Meetings are scheduled Oct. 11 at 2 p.m., in the Harpers Ferry Community Center, 234 Fourth Street, in Harpers Ferry, and at 6:30 p.m., at the Waukon Banquet Center, 612 Rossville Road, in Waukon. On Oct. 17, a meeting is scheduled for 6:30 p.m. in the Keystone Area Education Association building, 1400 Second Street NW, in Elkader.

“This meeting gives us a chance to present the results of our special collection effort,” said Terry Haindfield, wildlife biologist for the Iowa DNR who is leading the effort to combat CWD. “We will also discuss where we go from here, how hunters can submit a tissue sample and how to slow the spread.”

The meetings coincide with the opening of Iowa’s deer hunting seasons. Archery season opens Oct. 1 and the early muzzleloader season opens Oct. 14. The DNR works with hunters to collect tissue samples for testing.
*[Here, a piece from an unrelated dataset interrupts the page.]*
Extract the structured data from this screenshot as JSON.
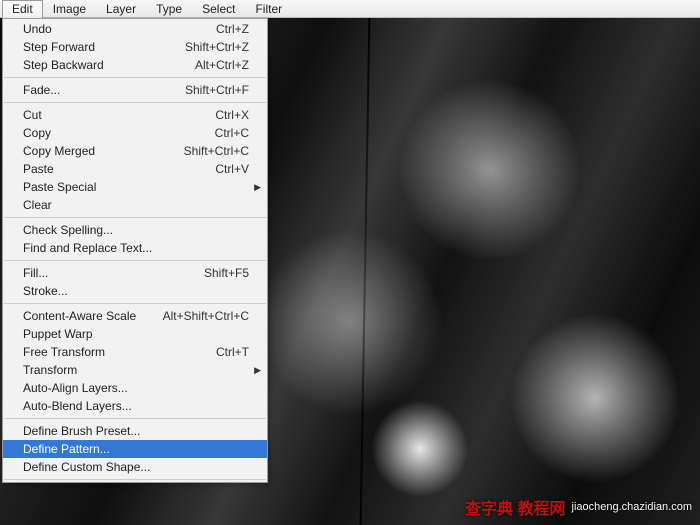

The Iowa DNR’s wildlife staff sets an annual goal of collecting 4,500 samples. Since testing began in 2002, more than 62,500 tissue samples have been collected and tested looking for the presence of CWD in Iowa’s wild deer herd. The effort has focused on portions of northeast and eastern Iowa near Wisconsin, Illinois, and south-central Iowa near Missouri, where CWD has been detected. Additional testing has been conducted in Pottawattamie, Cerro Gordo and Davis counties, following positive tests from captive facilities. All counties have at least 15 samples taken to check for CWD.  The disease has been found in every state around Iowa.

CWD is a neurological disease belonging to the family of diseases known as transmissible spongiform encephalopathies (TSEs) or prion diseases.  It attacks the brain of infected deer and elk causing the animals to lose weight, display abnormal behavior, lose body functions and die. It is always fatal to the infected animal.

The Iowa DNR has more information about CWD and other infectious disease online at